Moore: The Fouls the Refs Did (And Didn’t) Miss in Rockets-Warriors Game 1
Kyle Terada-USA TODAY Sports. Pictured: James Harden
- After the Rockets fell to the Warriors in Game 1 Sunday, the refs were at the center of NBA conversation.
- Matt Moore looks at the hotly-debated "landing-zone fouls" and where Houston goes from here.
Let’s start with a few things from Rockets-Warriors Game 1 so we understand just what we’re talking about here.
- The officiating did not cost the Rockets Game 1, any more than their shooting 14-of-47 from 3-point range, or missing five free throws, or allowing Kevin Durant to score 35 points (be it by design or not), or leaving Nene in and allowing a late switch onto Steph Curry (upon which Curry of course daggered) cost them Game 1. You can always overcome officiating if you play better. The Rockets played well. They played well enough to win. They didn’t win, because they didn’t do enough to leave the margin with no doubt.
- The key calls being debated are “dangerous” in that a player landing can turn an ankle. That’s the most likely scenario. There are more severe injuries that can conceivably occur, but this isn’t like undercutting someone dunking who could break their arm or hip. They can lead to injuries, but “dangerous” is probably too strong a word.
- The Rockets still got James Harden to the line 16 times. As a team, they got there 29 times overall, two more than the Warriors. They weren’t jobbed out of calls, and the Warriors didn’t live at the line.
- I firmly believe the non-called fouls were not the product of an intended strategy. Steve Kerr isn’t sending out his goons to injure James Harden because he doesn’t have goons and he wouldn’t do that. I also don’t believe the intention of these plays was to injure Harden. That they were dangerous was the product of an attempt to close out on shooters hard, not to injure them.
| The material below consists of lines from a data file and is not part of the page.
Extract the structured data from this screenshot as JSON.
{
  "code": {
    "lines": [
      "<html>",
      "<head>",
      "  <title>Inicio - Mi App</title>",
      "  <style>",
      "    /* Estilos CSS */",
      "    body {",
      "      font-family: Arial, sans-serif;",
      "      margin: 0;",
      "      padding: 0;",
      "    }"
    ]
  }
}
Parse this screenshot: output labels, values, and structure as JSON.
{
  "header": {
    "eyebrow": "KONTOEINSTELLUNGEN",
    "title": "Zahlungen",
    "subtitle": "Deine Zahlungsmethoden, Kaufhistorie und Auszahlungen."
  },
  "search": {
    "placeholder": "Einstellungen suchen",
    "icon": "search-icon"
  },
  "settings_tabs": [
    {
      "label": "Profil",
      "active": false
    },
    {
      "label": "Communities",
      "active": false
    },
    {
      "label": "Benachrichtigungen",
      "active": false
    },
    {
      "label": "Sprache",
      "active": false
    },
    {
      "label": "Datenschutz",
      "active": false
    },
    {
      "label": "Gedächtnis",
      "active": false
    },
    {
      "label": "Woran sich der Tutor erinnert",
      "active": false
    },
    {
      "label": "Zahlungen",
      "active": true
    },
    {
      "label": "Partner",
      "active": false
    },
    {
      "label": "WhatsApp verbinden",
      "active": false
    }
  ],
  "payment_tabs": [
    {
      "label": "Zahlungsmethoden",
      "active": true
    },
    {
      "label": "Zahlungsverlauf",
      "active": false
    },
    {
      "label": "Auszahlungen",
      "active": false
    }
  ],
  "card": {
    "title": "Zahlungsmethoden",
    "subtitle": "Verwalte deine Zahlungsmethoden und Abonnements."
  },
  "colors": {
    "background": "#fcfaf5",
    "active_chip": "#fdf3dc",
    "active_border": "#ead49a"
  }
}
Now that we’ve got that out of the way, let’s address it. The calls in Game 1 of Warriors-Rockets, specifically those pertaining to Warriors closeouts on Houston shooters, were bad, missed calls. They were very clearly fouls. They were very clearly damaging to a team that needs those shots specifically. And the way they were executed was clearly outside the boundaries of the rules. The results of those non-calls were clearly to the detriment of Houston’s chances of winning the game, a 104-100 Golden State victory.
Here’s what we’re talking about.
A Brief History of the Undercut
There was a great Spur named Bruce Bowen. You may have seen him on television in a bow tie. Seems like a good dude, well liked in San Antonio. But he had a habit of this:
Bowen wasn’t the first player to use that tactic, but he was the one who got caught the most since YouTube came available.
That put the undercut on the national stage many years ago. It was always a tactic that was frowned on, but more accepted when physicality and dirtier play was considered more acceptable. It faded in recent years, especially in the 3-point explosion since everyone’s a jumpshooter now.
But then, this happened two years ago:
OK, now look, it’s easy to point to that and notice that it was in fact the Warriors on that sequence. But Zaza Pachulia’s no longer on the team and Pachulia was specifically brought on board to be “the tough guy.” It’s a coincidence, truly.
The rule is pretty simple and is available for clarification via the NBA’s officiating website. The shooter has the right to the space he takes to land off a jump shot. Here’s a crucial component in this video for later: you can jump forward if you don’t kick your legs out. If you do, it’s an offensive foul. And just like with a charge, if an opponent is just standing in a spot and you leap into them, it’s either a no-call or an offensive foul depending on how you land. This is really important. We’ll come back to it later.
Let’s talk about Sunday.